What is High Fructose Corn Syrup?
First produced on Japan in the late 1960s and fervently adopted by the US in early 1970s, high fructose corn syrup (HFCS) is a sweetener used in the foods and beverages industry, especially with processed and packaged foods. It is basically derived from corn but needs an special chemical process (enzymatic process) on glucose syrup derived from corn kernels.
Why made HFCS’ acceptance and proliferation so rampant?
Given the huge government subsidy on corn, the invention of HFCS was a boon to the food manufactures as it fulfilled some key criterias:
- Equally sweet as table sugar,
- Easily blends with foods,
- Increases the shelf life of processed foods, and
- Less expensive than other sweeteners.
Given the value proposition it made a whole lot of business sense for HFCS to get into a variety of food products including soft drinks, salad dressings, ketchup, jams, sauces, ice cream and even bread.
Types of high fructose corn syrup:
- HFCS-55 (Fructose: 55% and Glucose 45%) – A major ingredient in soft drinks.
- HFCS-42 (Fructose: 42% and Glucose 58%) – A major ingredient in canned fruits in syrup, ice cream, desserts,
How is it different than Sugar:
Though both canned or table sugar and HFCS have the same fructose and glucose content and also match each other in calories but the difference lies in its chemical composition. Fructose and glucose in table sugar are chemically bonded together, and the body must first digest sugar to break these bonds before the body can absorb the fructose and glucose into the bloodstream.
In contrast, the fructose and glucose found in HFCS are merely blended together, which means it doesn’t need to be digested before it is metabolized and absorbed into the bloodstream, creating a greater impact on blood glucose levels than regular sugar.
Health Issues from HFCS:
- It is not biologically “natural” like cane sugar.
- Contains contaminants including Mercury.
- It is a nutrient-poor and disease-producing food product.
- It is easily absorbed by the body and overloads the liver function raising risk of Fatty Liver Disease and Diabetes.

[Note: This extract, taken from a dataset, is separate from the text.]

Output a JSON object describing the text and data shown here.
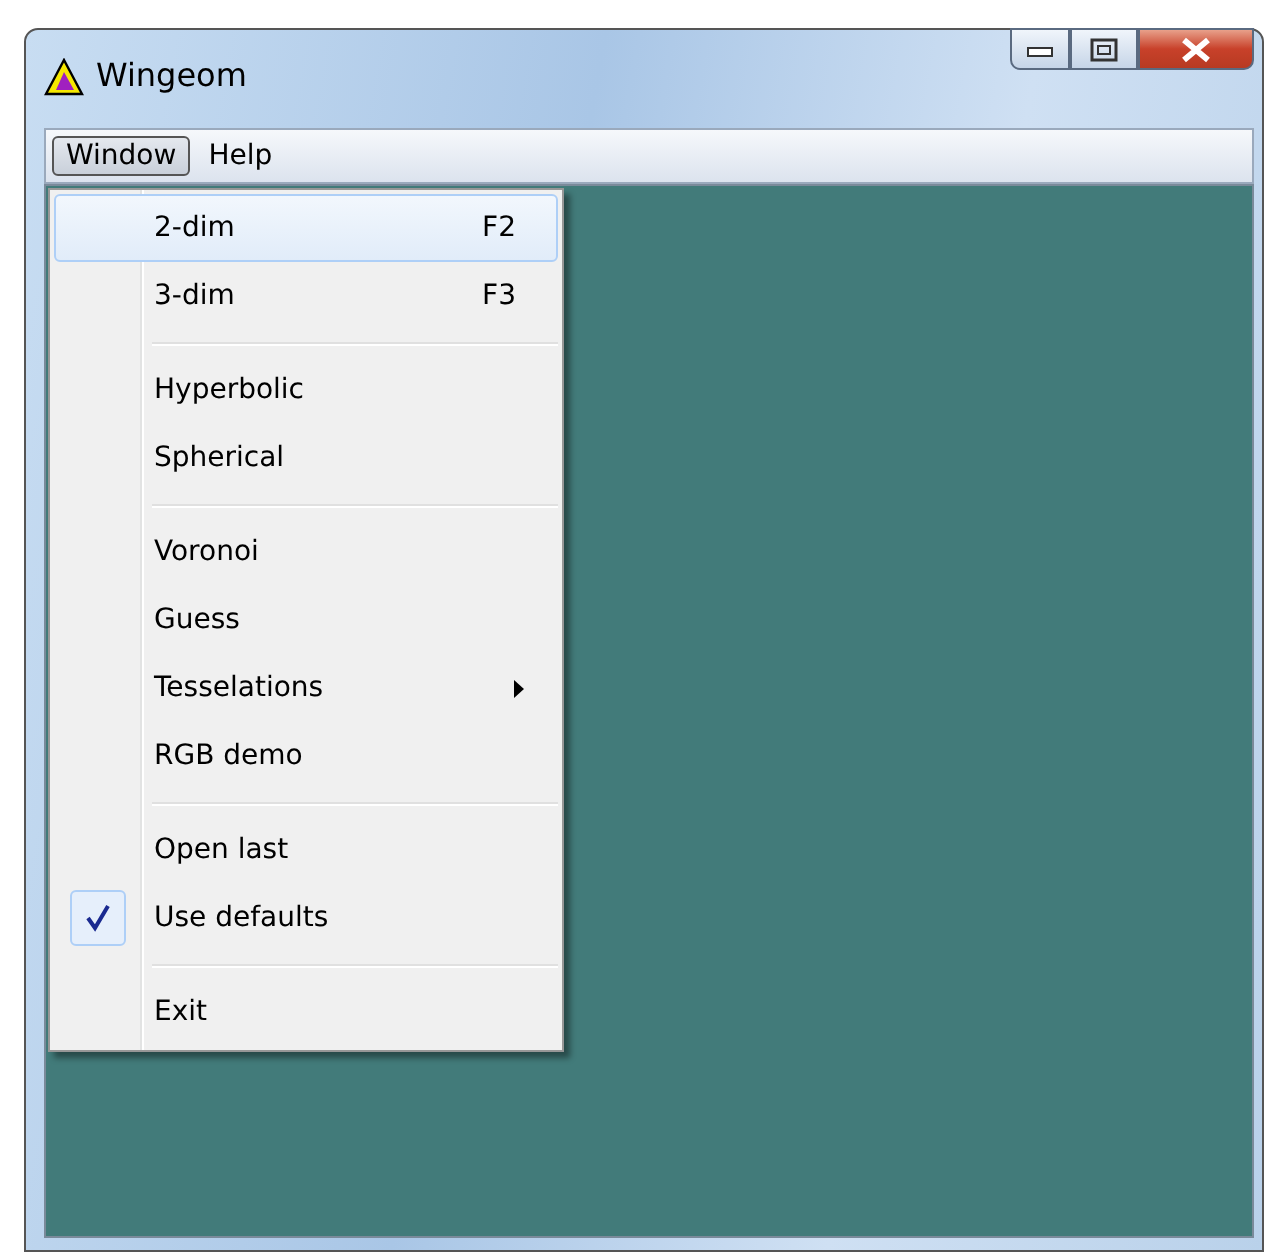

- Derived from Genetically Modified Corn which creates its own set of risks like allergies and other chronic ailments.
Clinical Studies on HFCS:

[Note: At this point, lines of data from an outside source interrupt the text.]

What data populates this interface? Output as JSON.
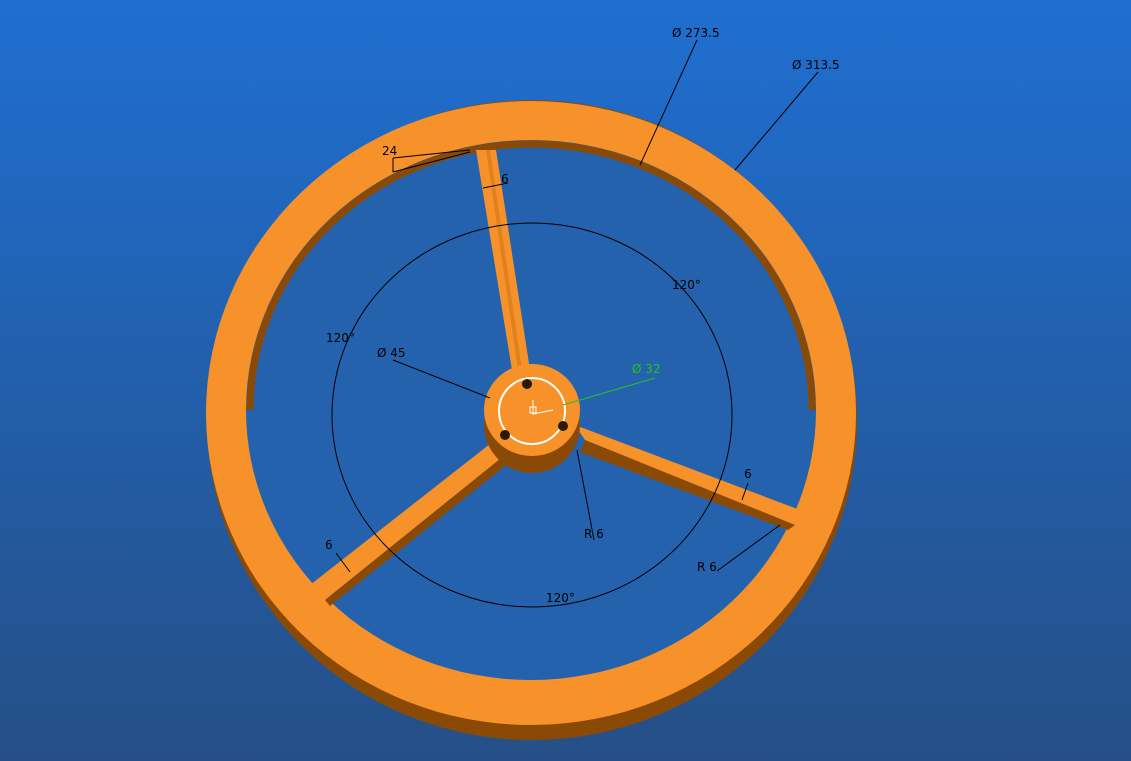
{
  "viewport": {
    "background_top": "#1f6fd1",
    "background_bottom": "#254f86",
    "part_color": "#f7922a",
    "part_shadow": "#8a4a06",
    "highlight_color": "#ffffff",
    "selected_dim_color": "#22c222"
  },
  "dimensions": {
    "outer_diameter": "Ø 313.5",
    "inner_diameter": "Ø 273.5",
    "chamfer": "24",
    "spoke_width_top": "6",
    "spoke_width_right": "6",
    "spoke_width_left": "6",
    "angle_top_right": "120°",
    "angle_left": "120°",
    "angle_bottom": "120°",
    "hub_circle_diameter": "Ø 45",
    "hub_bore_diameter": "Ø 32",
    "fillet_hub": "R 6",
    "fillet_rim": "R 6"
  }
}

- Studies published in The American Journal of Clinical Nutrition:
- A sweet problem: Princeton researchers find that high-fructose corn syrup prompts considerably more weight gain.

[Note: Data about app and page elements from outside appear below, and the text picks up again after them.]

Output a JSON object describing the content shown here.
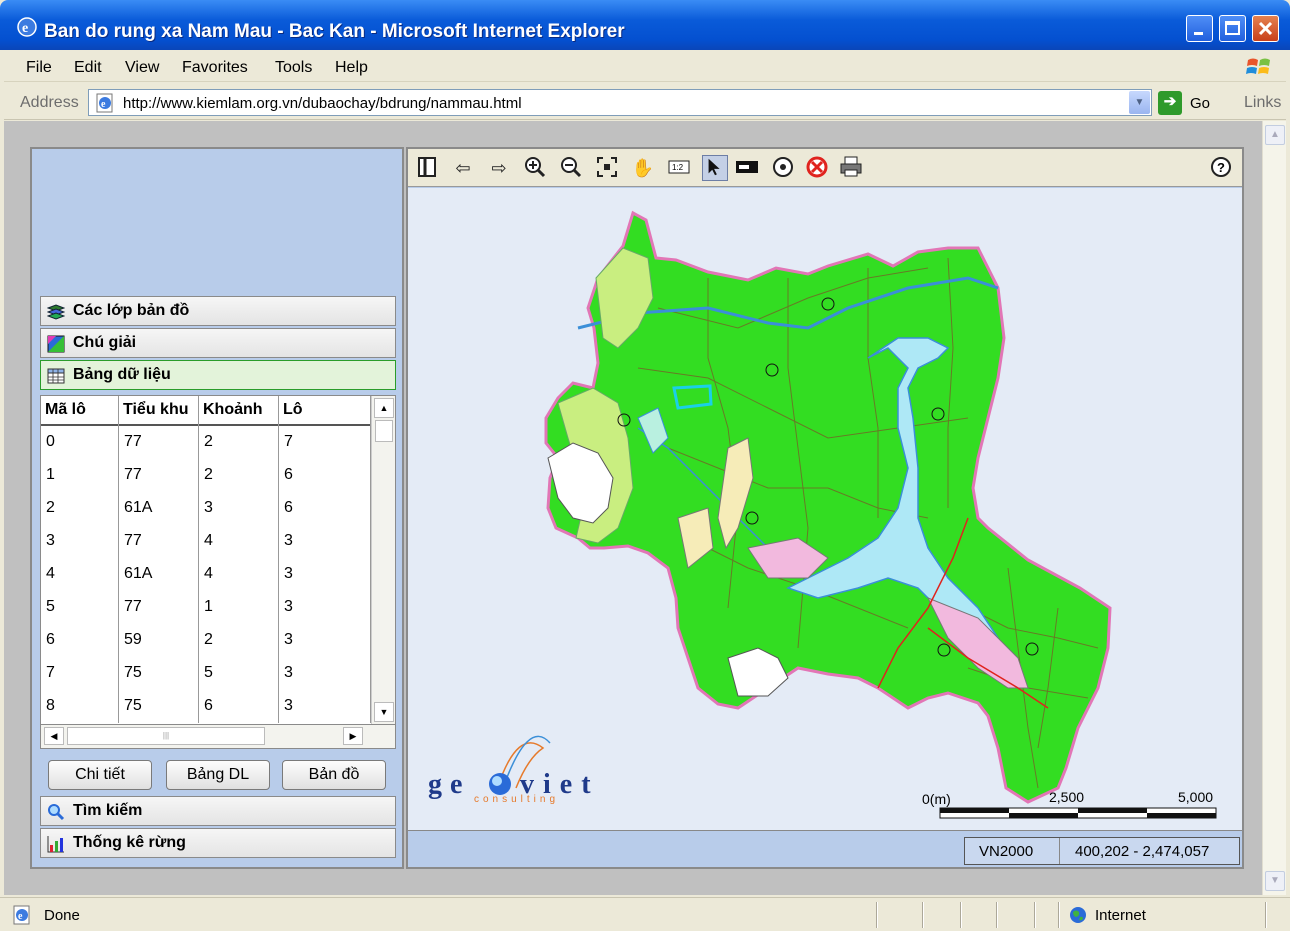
{
  "window": {
    "title": "Ban do rung xa Nam Mau - Bac Kan - Microsoft Internet Explorer"
  },
  "menu": [
    "File",
    "Edit",
    "View",
    "Favorites",
    "Tools",
    "Help"
  ],
  "address": {
    "label": "Address",
    "url": "http://www.kiemlam.org.vn/dubaochay/bdrung/nammau.html",
    "go_label": "Go",
    "links_label": "Links"
  },
  "left_panel": {
    "sections": {
      "layers": "Các lớp bản đồ",
      "legend": "Chú giải",
      "data_table": "Bảng dữ liệu",
      "search": "Tìm kiếm",
      "stats": "Thống kê rừng"
    },
    "table": {
      "columns": [
        "Mã lô",
        "Tiểu khu",
        "Khoảnh",
        "Lô"
      ],
      "rows": [
        [
          "0",
          "77",
          "2",
          "7"
        ],
        [
          "1",
          "77",
          "2",
          "6"
        ],
        [
          "2",
          "61A",
          "3",
          "6"
        ],
        [
          "3",
          "77",
          "4",
          "3"
        ],
        [
          "4",
          "61A",
          "4",
          "3"
        ],
        [
          "5",
          "77",
          "1",
          "3"
        ],
        [
          "6",
          "59",
          "2",
          "3"
        ],
        [
          "7",
          "75",
          "5",
          "3"
        ],
        [
          "8",
          "75",
          "6",
          "3"
        ]
      ]
    },
    "buttons": {
      "detail": "Chi tiết",
      "table": "Bảng DL",
      "map": "Bản đồ"
    }
  },
  "map": {
    "toolbar_icons": [
      "layout-icon",
      "back-icon",
      "forward-icon",
      "zoom-in-icon",
      "zoom-out-icon",
      "full-extent-icon",
      "pan-icon",
      "scale-icon",
      "select-icon",
      "identify-icon",
      "buffer-icon",
      "clear-icon",
      "print-icon"
    ],
    "help_label": "?",
    "logo_text": "geoviet",
    "logo_sub": "consulting",
    "scale": {
      "label0": "0(m)",
      "label1": "2,500",
      "label2": "5,000"
    },
    "projection": "VN2000",
    "coordinates": "400,202 - 2,474,057",
    "colors": {
      "forest": "#33dd22",
      "water": "#aee8f6",
      "light_green": "#c9ee80",
      "boundary": "#e276b6",
      "canvas": "#e4ebf6"
    }
  },
  "status": {
    "text": "Done",
    "zone": "Internet"
  }
}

Check this video by Dr. Mark (part 1 of a 4 part series) where he dwells into these harmful effects in much more detail: